Global News Journal
Beyond the World news headlines
The Rohingyas, a Muslim minority fleeing oppression and hardship in Buddhist-dominated Myanmar, have been called one of the most persecuted people on earth. But they have seldom hit the headlines -- until recently, that is. More than 500 Rohingyas are feared to have drowned since early December after being towed out to sea by the Thai military and abandoned in rickety boats. The army has admitted cutting them loose, but said they had food and water and denied sabotaging the engines of the boats. (Photo: Rohingyas in immigration area in soutwestern Thailand, 31 Jan 2009/Sukree Sukplang)
The Rohingyas are becoming a headache for Thailand and other countries in Southeast Asia where they have washed up. Indonesian authorities this week rescued 198 Rohingya boat people off the coast of Aceh, after three weeks at sea. Buddhist Thailand and mostly Muslim Indonesia call them economic migrants looking for work at a time when countries in the region, like everywhere else, are in an economic downturn. But human rights groups such as Amnesty International are calling on governments in the region to provide assistance to the Rohingyas and let the UNHCR have access to them.
Myanmar's generals have a shabby enough record with their Buddhist majority. The brutal suppression of monk-led protests that killed at least 31 people in September 2007 and the continued detention of opposition icon and Nobel peace laureate Aung San Suu Kyi bear witness to that. But their treatment of ethnic minorities, including the Muslim Rohingyas and the Christian Chin people in the mountainous Northwest -- where insurgents have been fighting for autonomy -- have been especially brutal. They are not oppressed because of their faith alone, but their faith and ethnicity make them targets. The military government does not recognise them as one of the country's 130-odd ethnic minorities. They are forbidden from marrying or traveling without permission and have no legal right to own land. (Photo: Thai policeman with Rohingyas at immigration area in southwest Thailand, 31 Jan 2009/Sukree Sukplang)

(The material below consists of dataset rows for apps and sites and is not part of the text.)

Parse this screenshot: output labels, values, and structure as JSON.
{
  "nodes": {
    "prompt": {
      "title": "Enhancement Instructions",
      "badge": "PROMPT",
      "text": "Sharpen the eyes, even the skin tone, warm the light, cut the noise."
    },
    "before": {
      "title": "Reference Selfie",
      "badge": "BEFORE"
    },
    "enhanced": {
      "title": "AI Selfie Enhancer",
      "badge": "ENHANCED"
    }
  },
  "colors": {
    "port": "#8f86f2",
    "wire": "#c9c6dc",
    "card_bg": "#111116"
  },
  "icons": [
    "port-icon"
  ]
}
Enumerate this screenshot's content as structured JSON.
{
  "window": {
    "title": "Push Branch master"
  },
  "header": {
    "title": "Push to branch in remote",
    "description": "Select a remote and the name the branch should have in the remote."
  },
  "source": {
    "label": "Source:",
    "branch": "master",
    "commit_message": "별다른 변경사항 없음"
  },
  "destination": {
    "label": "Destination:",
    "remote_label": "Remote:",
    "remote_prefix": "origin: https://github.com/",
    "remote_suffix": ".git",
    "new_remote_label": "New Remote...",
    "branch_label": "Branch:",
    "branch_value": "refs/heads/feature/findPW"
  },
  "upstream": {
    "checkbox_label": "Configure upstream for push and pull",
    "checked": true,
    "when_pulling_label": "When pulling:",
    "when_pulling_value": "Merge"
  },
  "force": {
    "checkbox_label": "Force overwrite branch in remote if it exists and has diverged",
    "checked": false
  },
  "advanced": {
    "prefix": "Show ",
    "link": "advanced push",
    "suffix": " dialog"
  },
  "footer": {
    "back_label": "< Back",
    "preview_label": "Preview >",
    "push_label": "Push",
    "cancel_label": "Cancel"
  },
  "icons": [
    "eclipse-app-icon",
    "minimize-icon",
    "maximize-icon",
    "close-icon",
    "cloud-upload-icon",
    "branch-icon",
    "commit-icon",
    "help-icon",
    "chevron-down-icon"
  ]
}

Dressed in black robes and headcaps, the monks at the ancient Syriac Christian Orthodox monastery of Mor Gabriel in southeast Turkey sat gravely for dinner one recent cold night. Led by their bishop, they said their prayers in Aramaic, the language spoken by Jesus, and ate their meal of meat and rice in sepulchral silence, the clinking of forks and spoons resonating in the bare white room.
On the face of it, little has changed in a life of meditation and prayer at the Mor Gabriel Monastery since it was built in AD 397; but the monks feel the cares of a changing Turkey, beyond their walls, weighing upon them. A land dispute between neighbouring villages and Mor Gabriel is threatening the future of one of the world's oldest monasteries, and a Reuters multimedia team had travelled to the remote monastery to cover the row.
Lebanon’s beaches, ski slopes and nightclubs exude glitzy modernity. Its educated elite appears cosmopolitan and sophisticated. But beneath the gloss lie deeply traditional aspects of a society reluctant to shake off a sectarian power-sharing system in which loyalty to one of Lebanon’s 17 religious communities takes precedence over citizenship.
Nothing illustrates this better than star-crossed lovers.
Take Laure and Ali, who began dating six years ago after a chance encounter at university in Beirut when they were both 21. She studied political science and now works for an international aid organization. He is a computer and communications engineer.